Provided data –
*** Block opens ***
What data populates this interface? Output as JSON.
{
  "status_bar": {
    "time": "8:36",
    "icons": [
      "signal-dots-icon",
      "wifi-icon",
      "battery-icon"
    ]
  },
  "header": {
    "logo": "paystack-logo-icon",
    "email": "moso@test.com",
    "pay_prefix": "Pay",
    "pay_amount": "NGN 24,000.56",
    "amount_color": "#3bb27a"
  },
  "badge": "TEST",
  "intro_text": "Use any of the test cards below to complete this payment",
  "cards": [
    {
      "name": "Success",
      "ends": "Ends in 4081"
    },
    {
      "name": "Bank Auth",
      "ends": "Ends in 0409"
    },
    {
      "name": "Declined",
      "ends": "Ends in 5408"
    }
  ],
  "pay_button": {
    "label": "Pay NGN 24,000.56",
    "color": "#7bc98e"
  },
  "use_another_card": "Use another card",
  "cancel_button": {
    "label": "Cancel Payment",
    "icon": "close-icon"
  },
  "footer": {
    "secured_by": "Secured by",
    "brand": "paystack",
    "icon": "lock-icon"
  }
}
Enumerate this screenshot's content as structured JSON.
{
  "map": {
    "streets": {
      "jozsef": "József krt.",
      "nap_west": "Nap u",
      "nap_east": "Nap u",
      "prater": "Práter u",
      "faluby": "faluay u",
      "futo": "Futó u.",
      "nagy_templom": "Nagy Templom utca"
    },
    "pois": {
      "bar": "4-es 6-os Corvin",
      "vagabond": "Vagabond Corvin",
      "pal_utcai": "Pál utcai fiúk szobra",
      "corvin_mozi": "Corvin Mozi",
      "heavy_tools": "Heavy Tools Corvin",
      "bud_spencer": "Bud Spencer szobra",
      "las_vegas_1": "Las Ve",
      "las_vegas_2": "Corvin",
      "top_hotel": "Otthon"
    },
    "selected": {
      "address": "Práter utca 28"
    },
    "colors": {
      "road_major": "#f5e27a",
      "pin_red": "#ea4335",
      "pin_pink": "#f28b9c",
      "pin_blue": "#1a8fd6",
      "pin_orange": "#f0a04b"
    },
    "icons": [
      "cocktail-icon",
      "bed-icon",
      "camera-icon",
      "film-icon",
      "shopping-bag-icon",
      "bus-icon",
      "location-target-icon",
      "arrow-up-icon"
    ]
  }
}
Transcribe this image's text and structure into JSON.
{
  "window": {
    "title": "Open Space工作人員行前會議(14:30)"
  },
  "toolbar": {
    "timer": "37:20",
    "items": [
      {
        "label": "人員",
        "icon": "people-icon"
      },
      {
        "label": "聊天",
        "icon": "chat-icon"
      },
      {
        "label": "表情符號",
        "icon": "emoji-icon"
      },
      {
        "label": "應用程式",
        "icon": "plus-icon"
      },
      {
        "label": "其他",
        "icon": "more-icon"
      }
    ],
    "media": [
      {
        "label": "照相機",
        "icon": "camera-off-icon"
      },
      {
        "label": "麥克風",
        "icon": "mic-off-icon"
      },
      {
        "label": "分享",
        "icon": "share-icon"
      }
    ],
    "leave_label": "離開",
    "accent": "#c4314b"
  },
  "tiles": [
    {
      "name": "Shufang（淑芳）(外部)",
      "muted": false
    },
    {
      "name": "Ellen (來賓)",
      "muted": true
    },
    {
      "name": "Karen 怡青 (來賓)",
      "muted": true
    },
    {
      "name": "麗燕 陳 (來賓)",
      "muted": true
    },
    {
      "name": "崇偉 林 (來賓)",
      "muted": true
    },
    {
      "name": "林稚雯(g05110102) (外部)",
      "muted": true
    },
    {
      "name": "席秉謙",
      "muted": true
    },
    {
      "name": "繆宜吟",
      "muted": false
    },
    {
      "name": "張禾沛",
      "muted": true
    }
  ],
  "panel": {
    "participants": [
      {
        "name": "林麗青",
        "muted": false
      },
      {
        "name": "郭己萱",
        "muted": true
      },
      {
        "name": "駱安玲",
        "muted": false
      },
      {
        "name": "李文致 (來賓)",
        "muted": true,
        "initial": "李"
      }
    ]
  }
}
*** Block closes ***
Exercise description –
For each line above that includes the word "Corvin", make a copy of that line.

Written answer –
      "bar": "4-es 6-os Corvin",
      "vagabond": "Vagabond Corvin",
      "corvin_mozi": "Corvin Mozi",
      "heavy_tools": "Heavy Tools Corvin",
      "las_vegas_2": "Corvin",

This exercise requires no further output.